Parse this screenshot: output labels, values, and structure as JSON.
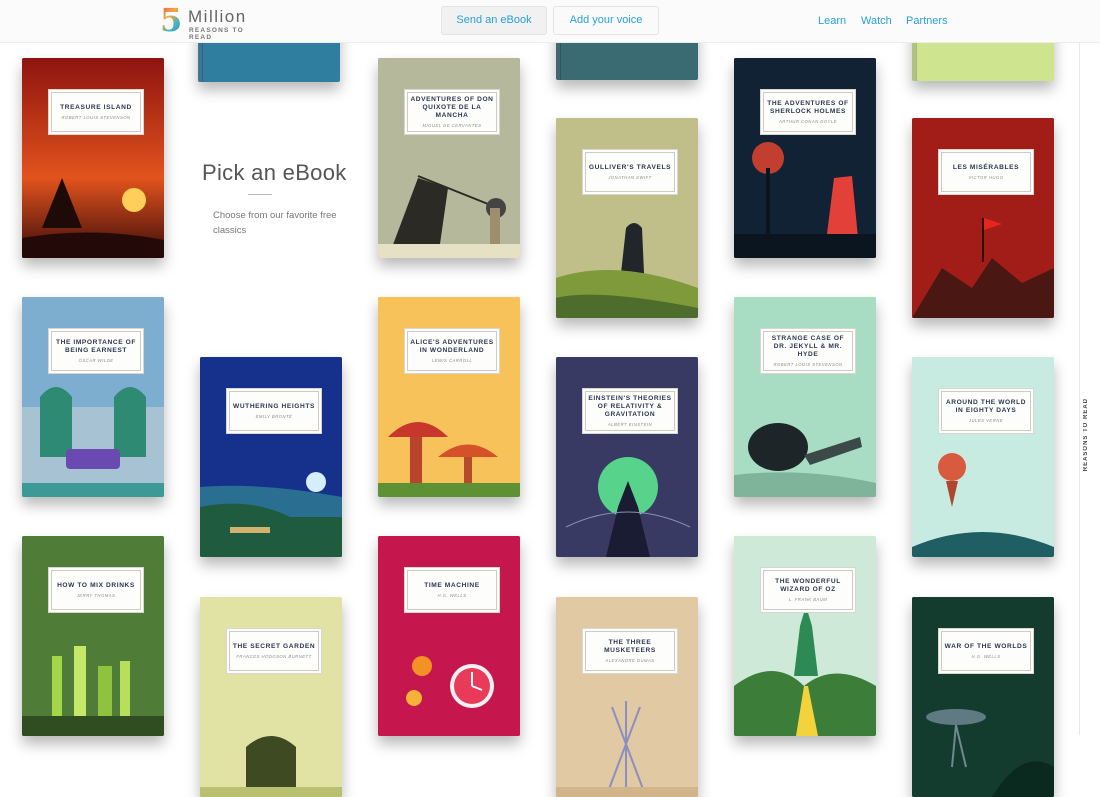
{
  "header": {
    "logo_number": "5",
    "logo_word": "Million",
    "logo_tagline": "REASONS TO READ",
    "send_label": "Send an eBook",
    "voice_label": "Add your voice",
    "nav": [
      "Learn",
      "Watch",
      "Partners"
    ]
  },
  "intro": {
    "title": "Pick an eBook",
    "description": "Choose from our favorite free classics"
  },
  "side_tag": "REASONS TO READ",
  "books": [
    {
      "title": "Treasure Island",
      "author": "Robert Louis Stevenson",
      "color": "#a51d1a"
    },
    {
      "title": "Adventures of Don Quixote de la Mancha",
      "author": "Miguel de Cervantes",
      "color": "#a9aa8c"
    },
    {
      "title": "Gulliver's Travels",
      "author": "Jonathan Swift",
      "color": "#b7b684"
    },
    {
      "title": "The Adventures of Sherlock Holmes",
      "author": "Arthur Conan Doyle",
      "color": "#16283a"
    },
    {
      "title": "Les Misérables",
      "author": "Victor Hugo",
      "color": "#9c1c18"
    },
    {
      "title": "The Importance of Being Earnest",
      "author": "Oscar Wilde",
      "color": "#6da0c2"
    },
    {
      "title": "Wuthering Heights",
      "author": "Emily Brontë",
      "color": "#17348a"
    },
    {
      "title": "Alice's Adventures in Wonderland",
      "author": "Lewis Carroll",
      "color": "#f6bb4d"
    },
    {
      "title": "Einstein's Theories of Relativity & Gravitation",
      "author": "Albert Einstein",
      "color": "#383a63"
    },
    {
      "title": "Strange Case of Dr. Jekyll & Mr. Hyde",
      "author": "Robert Louis Stevenson",
      "color": "#a7dbc0"
    },
    {
      "title": "Around the World in Eighty Days",
      "author": "Jules Verne",
      "color": "#c2e9dd"
    },
    {
      "title": "How to Mix Drinks",
      "author": "Jerry Thomas",
      "color": "#4f7c37"
    },
    {
      "title": "The Secret Garden",
      "author": "Frances Hodgson Burnett",
      "color": "#dfe2a1"
    },
    {
      "title": "Time Machine",
      "author": "H.G. Wells",
      "color": "#c3174c"
    },
    {
      "title": "The Three Musketeers",
      "author": "Alexandre Dumas",
      "color": "#e1c9a3"
    },
    {
      "title": "The Wonderful Wizard of Oz",
      "author": "L. Frank Baum",
      "color": "#c7e7d3"
    },
    {
      "title": "War of the Worlds",
      "author": "H.G. Wells",
      "color": "#123a2c"
    }
  ]
}
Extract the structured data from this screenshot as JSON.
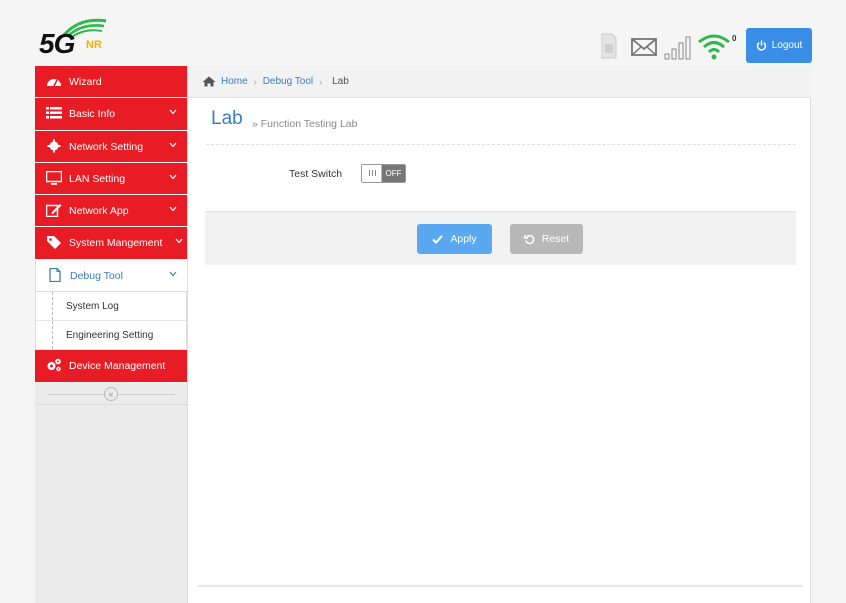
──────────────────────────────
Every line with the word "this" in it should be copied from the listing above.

Parse this screenshot: output labels, values, and structure as JSON.
Extract the structured data from this screenshot as JSON.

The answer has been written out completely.